Sounds familiar? There are countless executives like you who think a 60 — make that 80 — miles per hour life is the way to go.
But psychologists have a term for this 24x7 existence — “hurry sickness”, a state of being where a person feels chronically short of time and so tends to perform every task faster and, in turn, gets flustered when encountered with any kind of delay. Such people move like a launched missile throughout the working day (usually they come in much ahead of others and leave much later than others) in the hope that the boss would be mighty impressed with their permanent state of busyness.
The flip side, however, is that these people may be mixing up business with busyness and confusing working smart with working long and fast. HR consultants say what these busy bees need to understand is that while the nose to the grindstone may be a necessary posture for furthering their career, there is much more to life that can be seen from this posture.

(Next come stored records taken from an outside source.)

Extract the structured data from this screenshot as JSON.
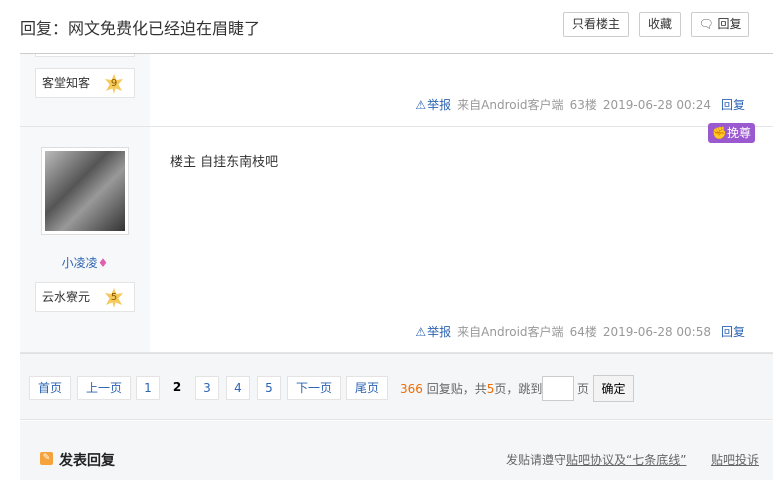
{
  "header": {
    "title": "回复：网文免费化已经迫在眉睫了",
    "only_owner": "只看楼主",
    "favorite": "收藏",
    "reply": "回复"
  },
  "posts": [
    {
      "badge": "客堂知客",
      "level": "9",
      "report": "举报",
      "source": "来自Android客户端",
      "floor": "63楼",
      "time": "2019-06-28 00:24",
      "reply": "回复"
    },
    {
      "username": "小凌凌",
      "badge": "云水寮元",
      "level": "5",
      "content": "楼主 自挂东南枝吧",
      "tag": "挽尊",
      "report": "举报",
      "source": "来自Android客户端",
      "floor": "64楼",
      "time": "2019-06-28 00:58",
      "reply": "回复"
    }
  ],
  "pager": {
    "first": "首页",
    "prev": "上一页",
    "pages": [
      "1",
      "2",
      "3",
      "4",
      "5"
    ],
    "current": "2",
    "next": "下一页",
    "last": "尾页",
    "reply_count": "366",
    "reply_label": "回复贴，共",
    "total_pages": "5",
    "pages_suffix": "页，跳到",
    "page_unit": "页",
    "confirm": "确定"
  },
  "footer": {
    "title": "发表回复",
    "notice": "发贴请遵守",
    "agreement": "贴吧协议及“七条底线”",
    "complaint": "贴吧投诉"
  },
  "colors": {
    "link": "#2d64b3",
    "accent": "#f06c00",
    "tag": "#9b59d0"
  }
}
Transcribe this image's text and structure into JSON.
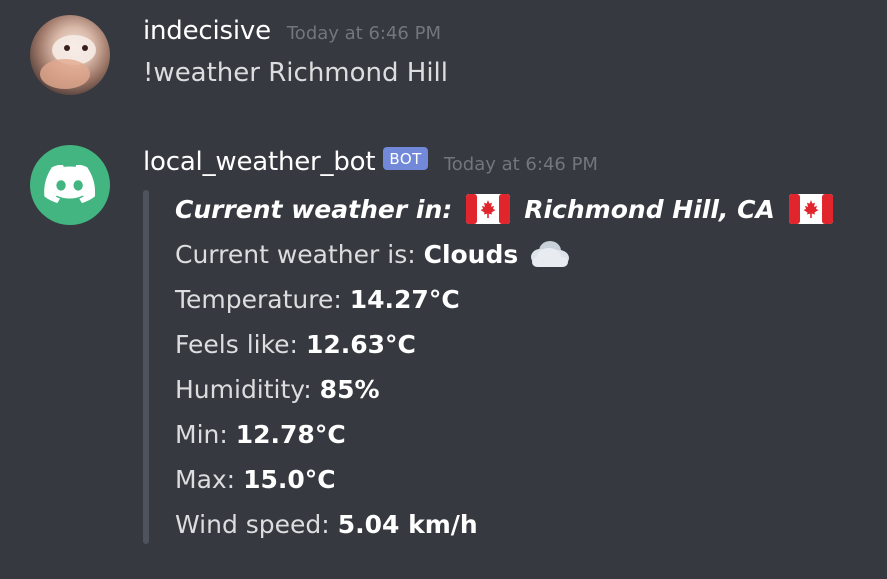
{
  "messages": [
    {
      "username": "indecisive",
      "timestamp": "Today at 6:46 PM",
      "content": "!weather Richmond Hill",
      "avatar": "hamster-photo-avatar"
    },
    {
      "username": "local_weather_bot",
      "bot_tag": "BOT",
      "timestamp": "Today at 6:46 PM",
      "avatar": "discord-logo-icon",
      "embed": {
        "title_prefix": "Current weather in:",
        "title_location": "Richmond Hill, CA",
        "flag_icon": "canada-flag-icon",
        "condition_label": "Current weather is:",
        "condition_value": "Clouds",
        "condition_icon": "cloud-icon",
        "temperature_label": "Temperature:",
        "temperature_value": "14.27°C",
        "feels_like_label": "Feels like:",
        "feels_like_value": "12.63°C",
        "humidity_label": "Humiditity:",
        "humidity_value": "85%",
        "min_label": "Min:",
        "min_value": "12.78°C",
        "max_label": "Max:",
        "max_value": "15.0°C",
        "wind_label": "Wind speed:",
        "wind_value": "5.04 km/h"
      }
    }
  ],
  "colors": {
    "background": "#36393f",
    "username": "#ffffff",
    "text": "#dcddde",
    "timestamp": "#72767d",
    "bot_tag": "#7289da",
    "bot_avatar": "#43b581",
    "embed_bar": "#4f545c",
    "flag_red": "#e0262c"
  }
}
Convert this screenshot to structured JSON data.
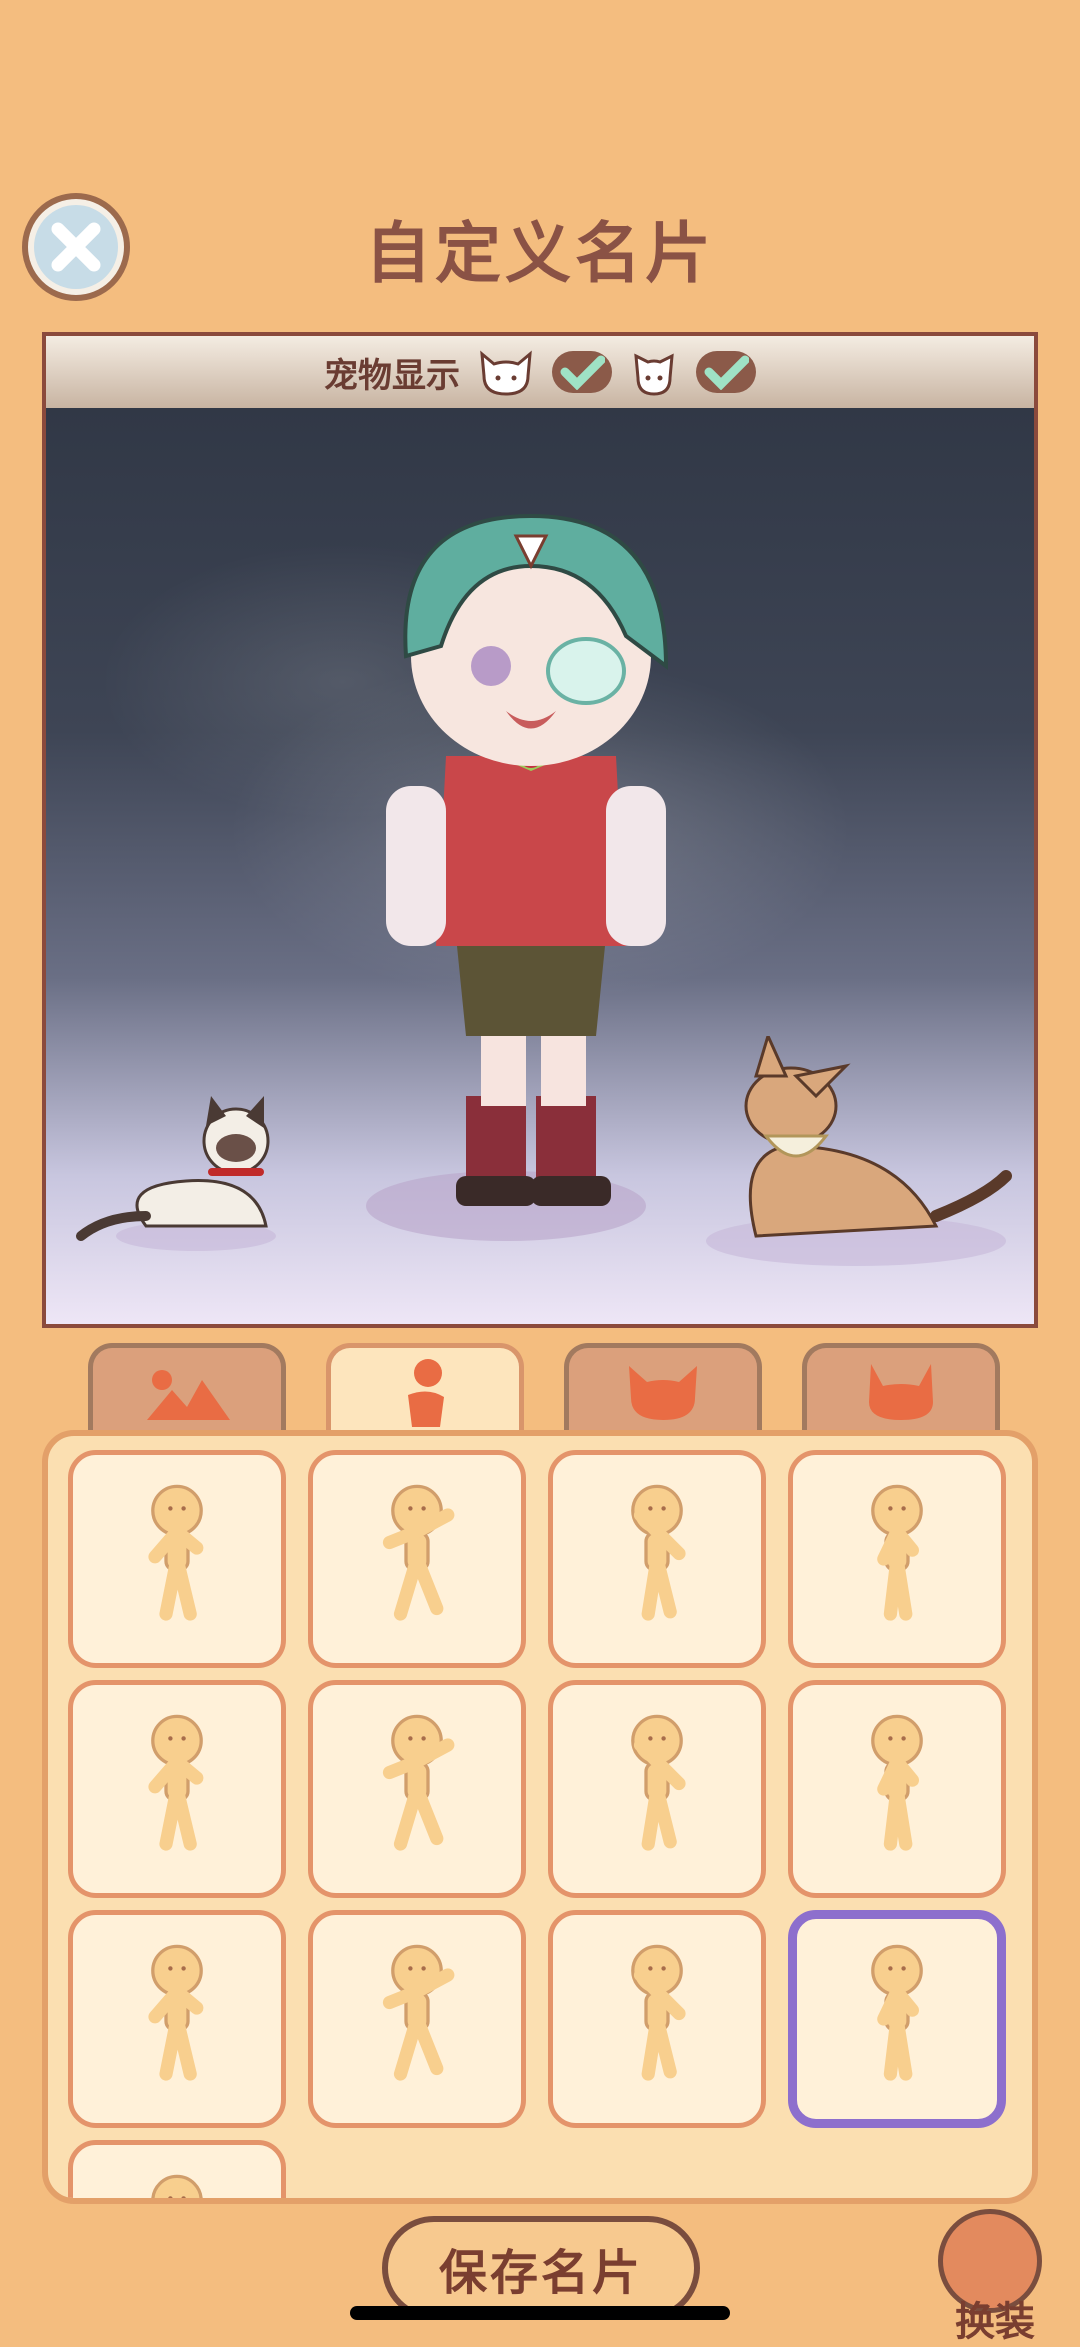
{
  "title": "自定义名片",
  "pet_display": {
    "label": "宠物显示",
    "cat_checked": true,
    "dog_checked": true
  },
  "tabs": [
    {
      "icon": "background-icon",
      "active": false
    },
    {
      "icon": "pose-icon",
      "active": true
    },
    {
      "icon": "cat-icon",
      "active": false
    },
    {
      "icon": "cat-icon",
      "active": false
    }
  ],
  "poses": {
    "count_visible": 13,
    "selected_index": 11
  },
  "save_button": "保存名片",
  "dress_button": "换装",
  "colors": {
    "background": "#f4bd7f",
    "title": "#8a5245",
    "selection": "#8d6fcd"
  }
}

Psychologists say hurry sickness is more than just feeling rushed and getting immersed in the worry-go-round of the corporate rat race. Persons suffering from this disease often don’t realise that speed and extra long hours just can’t be sustained for a long period of time. Even if they can, their work quality is bound to suffer as they become nothing but glorified robots.
Remember the movie Modern Times where Charlie Chaplin stands at an assembly line in a factory, and for eight hours a day tightens a nut with his wrench as each piece goes by. From time to time, the boss increases the pace of the conveyor belt, and Chaplin has to work even faster. Throughout the day, he makes the same movement with his arm. When he comes out after eight hours, he just can’t stop. Though he has no wrench, he makes the same gesture all the way home, to the amusement of the passers-by.
This is what happens to people who are always in a terrible hurry at their workplace. Beyond a point, they stop thinking and react exactly like Chaplin did on his way home. These people constantly hurry, hoping thereby to be more efficient. But this may boomerang as something urgent, some kind of emergency is always happening for them, and they are so over-taxed that they become incapable of responding to a genuine emergency when it arrives.
In their delightful book, The 80-minute MBA (Hachette India; special introductory offer Rs 149), authors Richard Reeves and John Knell say successful leadership takes time for knowing yourself and colleagues, to make good hiring and firing decisions etc. But, time feels like the scarcest resource of all for people who are always in a rush.
The 80-minute MBA, which can be termed as your reduced Shakespeare for business, has prescribed a quick Hurry Sickness Test, which has been adapted from James Gleick’s famous book titled Faster: The Acceleration of Just About Everything.
Here is a summary:
- When you brush your teeth in the morning, are you always doing something else at the same time — finding underwear, choosing a pair of shorts, yelling at the kids?
- When you catch a train or a plane — jumping on a moment before the doors close — do you secretly get a kick out of it?
- When you get into a lift, do you immediately look for the “door-close” button? You may be ignoring the fact that the door closes automatically in four seconds. It must be unimaginable for you to wait that long, isn’t it?
- How many times do you press the lift button just because it’s taking time to come down from the 16 th floor? Some of you, in fact, keep on banging it as if this action will speed up the arrival of the lift.
Now, count how many questions you answered “yes” to. If the score is 2 (anything less than that means you are extremely laid back), you are in charge of your time. If it’s 3, it’s an early symptom of hurry sickness. And if it’s 4, you must be chasing your own tail most of the day, which means advanced stages of the disease. Medical world has a term for this: fibrillation. When your heart begins fibrillation (a rapid beating), the blood is blocked rather than pumped through it.
Psychologists say this is not to suggest that you should slow down to an extent that you can’t move quickly even when the occasion requires. You don’t need to dawdle along, listening to your thoughts when your job demands a good, brisk walk.
But the other extreme can’t be what Gleick calls a multi-tasking, channel-flipping, fast-forwarding zombie. In short, don’t bang the lift button; it will only stop working.